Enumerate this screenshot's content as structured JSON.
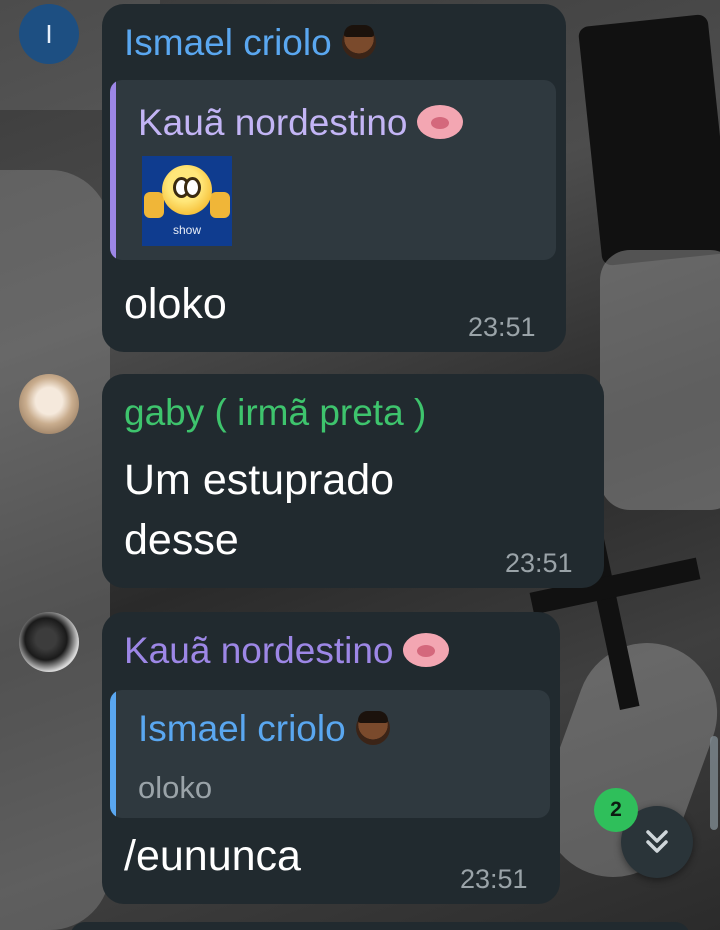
{
  "colors": {
    "bubble_bg": "#212a2f",
    "quote_bg": "#2f393f",
    "ismael_name": "#5aa7f0",
    "kaua_name": "#9d87e6",
    "kaua_quote_name": "#c3b5f5",
    "gaby_name": "#3ec46d",
    "timestamp": "#9aa3a8",
    "unread_badge": "#2fbf5b"
  },
  "messages": [
    {
      "avatar_letter": "I",
      "sender": "Ismael criolo",
      "sender_emoji": "man-dark-skin-tone-icon",
      "reply": {
        "sender": "Kauã nordestino",
        "sender_emoji": "pig-face-icon",
        "media_label": "show"
      },
      "text": "oloko",
      "time": "23:51"
    },
    {
      "sender": "gaby ( irmã preta )",
      "text_line1": "Um estuprado",
      "text_line2": "desse",
      "time": "23:51"
    },
    {
      "sender": "Kauã nordestino",
      "sender_emoji": "pig-face-icon",
      "reply": {
        "sender": "Ismael criolo",
        "sender_emoji": "man-dark-skin-tone-icon",
        "text": "oloko"
      },
      "text": "/eununca",
      "time": "23:51"
    }
  ],
  "scroll_down": {
    "unread_count": "2",
    "icon": "double-chevron-down-icon"
  }
}
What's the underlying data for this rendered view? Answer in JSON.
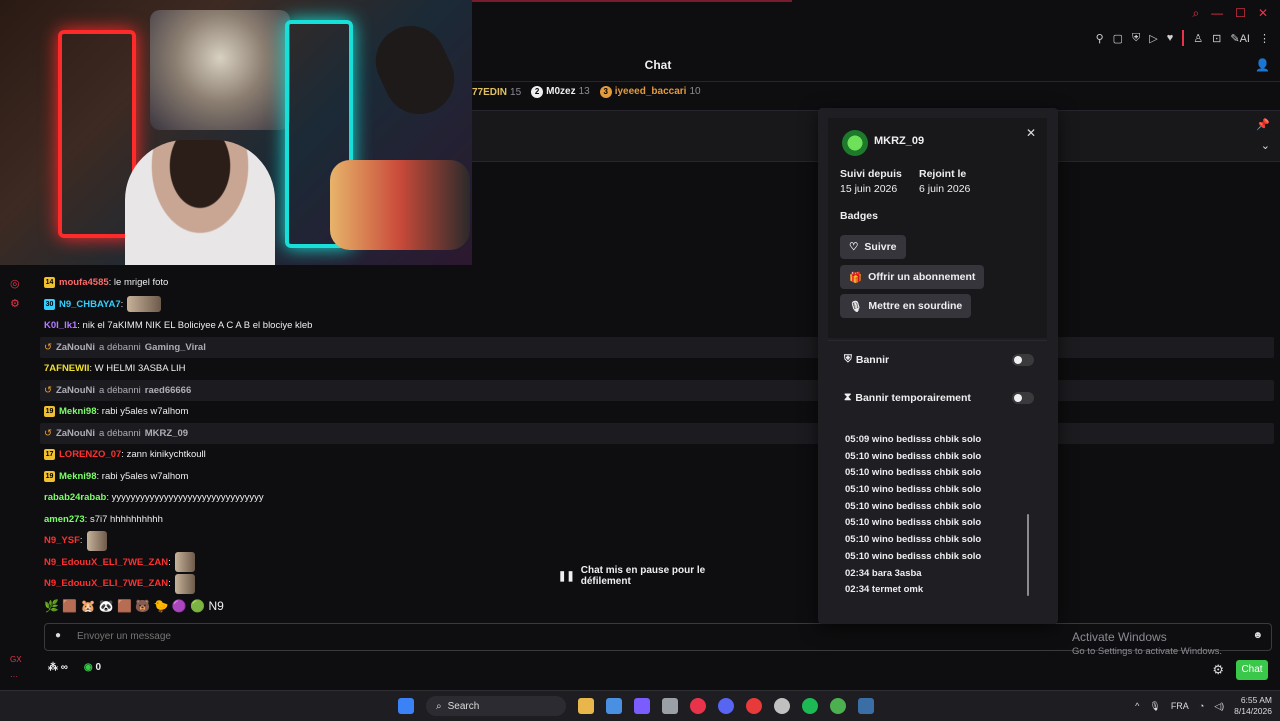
{
  "chat_header": {
    "title": "Chat"
  },
  "gifters": [
    {
      "name": "77EDIN",
      "count": "15",
      "rank": "",
      "color": "#e0c060"
    },
    {
      "name": "M0zez",
      "count": "13",
      "rank": "2",
      "color": "#efeff1"
    },
    {
      "name": "iyeeed_baccari",
      "count": "10",
      "rank": "3",
      "color": "#e39a3c"
    }
  ],
  "messages": [
    {
      "type": "user",
      "badge": "14",
      "badge_color": "#f0c030",
      "user": "moufa4585",
      "user_color": "#ff6a6a",
      "text": ": le mrigel foto"
    },
    {
      "type": "user",
      "badge": "30",
      "badge_color": "#35d0ff",
      "user": "N9_CHBAYA7",
      "user_color": "#35d0ff",
      "text": ":",
      "emote": true
    },
    {
      "type": "user",
      "badge": "",
      "user": "K0I_lk1",
      "user_color": "#b57cff",
      "text": ": nik el 7aKIMM NIK EL Boliciyee A C A B el blociye kleb"
    },
    {
      "type": "sys",
      "actor": "ZaNouNi",
      "action": "a débanni",
      "target": "Gaming_Viral"
    },
    {
      "type": "user",
      "badge": "",
      "user": "7AFNEWII",
      "user_color": "#f0e030",
      "text": ": W HELMI 3ASBA LIH"
    },
    {
      "type": "sys",
      "actor": "ZaNouNi",
      "action": "a débanni",
      "target": "raed66666"
    },
    {
      "type": "user",
      "badge": "19",
      "badge_color": "#f0c030",
      "user": "Mekni98",
      "user_color": "#7cff6a",
      "text": ": rabi y5ales w7alhom"
    },
    {
      "type": "sys",
      "actor": "ZaNouNi",
      "action": "a débanni",
      "target": "MKRZ_09"
    },
    {
      "type": "user",
      "badge": "17",
      "badge_color": "#f0c030",
      "user": "LORENZO_07",
      "user_color": "#ff3030",
      "text": ": zann kinikychtkoull"
    },
    {
      "type": "user",
      "badge": "19",
      "badge_color": "#f0c030",
      "user": "Mekni98",
      "user_color": "#7cff6a",
      "text": ": rabi y5ales w7alhom"
    },
    {
      "type": "user",
      "badge": "",
      "user": "rabab24rabab",
      "user_color": "#7cff6a",
      "text": ": yyyyyyyyyyyyyyyyyyyyyyyyyyyyyyyy"
    },
    {
      "type": "user",
      "badge": "",
      "user": "amen273",
      "user_color": "#7cff6a",
      "text": ": s7i7 hhhhhhhhhh"
    },
    {
      "type": "user",
      "badge": "",
      "user": "N9_YSF",
      "user_color": "#ff3030",
      "text": ":",
      "emote_sq": true
    },
    {
      "type": "user",
      "badge": "",
      "user": "N9_EdouuX_ELI_7WE_ZAN",
      "user_color": "#ff3030",
      "text": ":",
      "emote_sq": true
    },
    {
      "type": "user",
      "badge": "",
      "user": "N9_EdouuX_ELI_7WE_ZAN",
      "user_color": "#ff3030",
      "text": ":",
      "emote_sq": true
    }
  ],
  "emote_row": "🌿 🟫 🐹 🐼 🟫 🐻 🐤 🟣 🟢 N9",
  "paused": {
    "label": "Chat mis en pause pour le défilement"
  },
  "input": {
    "placeholder": "Envoyer un message"
  },
  "bottom": {
    "viewers": "∞",
    "points": "0",
    "chat_button": "Chat"
  },
  "activate_windows": {
    "line1": "Activate Windows",
    "line2": "Go to Settings to activate Windows."
  },
  "user_card": {
    "username": "MKRZ_09",
    "followed_label": "Suivi depuis",
    "followed_value": "15 juin 2026",
    "joined_label": "Rejoint le",
    "joined_value": "6 juin 2026",
    "badges_label": "Badges",
    "follow_button": "Suivre",
    "gift_button": "Offrir un abonnement",
    "mute_button": "Mettre en sourdine",
    "ban_label": "Bannir",
    "timeout_label": "Bannir temporairement",
    "history": [
      "05:09 wino bedisss chbik solo",
      "05:10 wino bedisss chbik solo",
      "05:10 wino bedisss chbik solo",
      "05:10 wino bedisss chbik solo",
      "05:10 wino bedisss chbik solo",
      "05:10 wino bedisss chbik solo",
      "05:10 wino bedisss chbik solo",
      "05:10 wino bedisss chbik solo",
      "02:34 bara 3asba",
      "02:34 termet omk"
    ]
  },
  "taskbar": {
    "search": "Search",
    "lang": "FRA",
    "time": "6:55 AM",
    "date": "8/14/2026"
  },
  "colors": {
    "accent": "#e8344a",
    "chat_green": "#3ac84a",
    "background": "#0e0e10"
  }
}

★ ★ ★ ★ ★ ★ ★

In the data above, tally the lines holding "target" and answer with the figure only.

3